Information
---*---

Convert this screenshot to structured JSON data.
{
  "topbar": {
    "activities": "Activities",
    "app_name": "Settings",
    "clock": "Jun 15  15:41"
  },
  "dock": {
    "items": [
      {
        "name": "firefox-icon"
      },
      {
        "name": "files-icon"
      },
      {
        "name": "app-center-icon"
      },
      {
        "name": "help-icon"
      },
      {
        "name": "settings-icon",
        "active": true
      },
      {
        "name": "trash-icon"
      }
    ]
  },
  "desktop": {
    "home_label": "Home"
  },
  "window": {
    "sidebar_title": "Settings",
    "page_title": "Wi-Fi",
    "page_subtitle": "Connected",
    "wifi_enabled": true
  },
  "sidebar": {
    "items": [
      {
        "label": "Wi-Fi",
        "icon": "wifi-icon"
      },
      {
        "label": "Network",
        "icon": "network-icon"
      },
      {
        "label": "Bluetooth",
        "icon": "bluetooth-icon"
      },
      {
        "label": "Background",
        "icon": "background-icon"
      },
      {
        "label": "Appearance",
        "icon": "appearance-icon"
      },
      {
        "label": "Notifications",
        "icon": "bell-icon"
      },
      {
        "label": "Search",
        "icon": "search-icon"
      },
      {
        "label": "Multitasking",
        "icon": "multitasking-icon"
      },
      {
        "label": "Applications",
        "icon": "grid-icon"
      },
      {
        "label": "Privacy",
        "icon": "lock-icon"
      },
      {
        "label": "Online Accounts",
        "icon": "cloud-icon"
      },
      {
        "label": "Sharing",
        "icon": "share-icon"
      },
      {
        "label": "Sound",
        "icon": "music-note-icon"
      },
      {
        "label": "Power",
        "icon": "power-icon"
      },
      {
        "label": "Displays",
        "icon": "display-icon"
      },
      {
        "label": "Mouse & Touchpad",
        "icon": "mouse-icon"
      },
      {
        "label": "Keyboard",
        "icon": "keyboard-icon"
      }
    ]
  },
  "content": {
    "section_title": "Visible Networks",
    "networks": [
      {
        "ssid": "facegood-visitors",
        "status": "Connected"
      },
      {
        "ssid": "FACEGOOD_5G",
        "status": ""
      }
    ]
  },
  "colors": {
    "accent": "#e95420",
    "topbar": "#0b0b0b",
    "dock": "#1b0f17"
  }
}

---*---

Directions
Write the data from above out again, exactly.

Solution to this task
Convert this screenshot to structured JSON data.
{
  "topbar": {
    "activities": "Activities",
    "app_name": "Settings",
    "clock": "Jun 15  15:41"
  },
  "dock": {
    "items": [
      {
        "name": "firefox-icon"
      },
      {
        "name": "files-icon"
      },
      {
        "name": "app-center-icon"
      },
      {
        "name": "help-icon"
      },
      {
        "name": "settings-icon",
        "active": true
      },
      {
        "name": "trash-icon"
      }
    ]
  },
  "desktop": {
    "home_label": "Home"
  },
  "window": {
    "sidebar_title": "Settings",
    "page_title": "Wi-Fi",
    "page_subtitle": "Connected",
    "wifi_enabled": true
  },
  "sidebar": {
    "items": [
      {
        "label": "Wi-Fi",
        "icon": "wifi-icon"
      },
      {
        "label": "Network",
        "icon": "network-icon"
      },
      {
        "label": "Bluetooth",
        "icon": "bluetooth-icon"
      },
      {
        "label": "Background",
        "icon": "background-icon"
      },
      {
        "label": "Appearance",
        "icon": "appearance-icon"
      },
      {
        "label": "Notifications",
        "icon": "bell-icon"
      },
      {
        "label": "Search",
        "icon": "search-icon"
      },
      {
        "label": "Multitasking",
        "icon": "multitasking-icon"
      },
      {
        "label": "Applications",
        "icon": "grid-icon"
      },
      {
        "label": "Privacy",
        "icon": "lock-icon"
      },
      {
        "label": "Online Accounts",
        "icon": "cloud-icon"
      },
      {
        "label": "Sharing",
        "icon": "share-icon"
      },
      {
        "label": "Sound",
        "icon": "music-note-icon"
      },
      {
        "label": "Power",
        "icon": "power-icon"
      },
      {
        "label": "Displays",
        "icon": "display-icon"
      },
      {
        "label": "Mouse & Touchpad",
        "icon": "mouse-icon"
      },
      {
        "label": "Keyboard",
        "icon": "keyboard-icon"
      }
    ]
  },
  "content": {
    "section_title": "Visible Networks",
    "networks": [
      {
        "ssid": "facegood-visitors",
        "status": "Connected"
      },
      {
        "ssid": "FACEGOOD_5G",
        "status": ""
      }
    ]
  },
  "colors": {
    "accent": "#e95420",
    "topbar": "#0b0b0b",
    "dock": "#1b0f17"
  }
}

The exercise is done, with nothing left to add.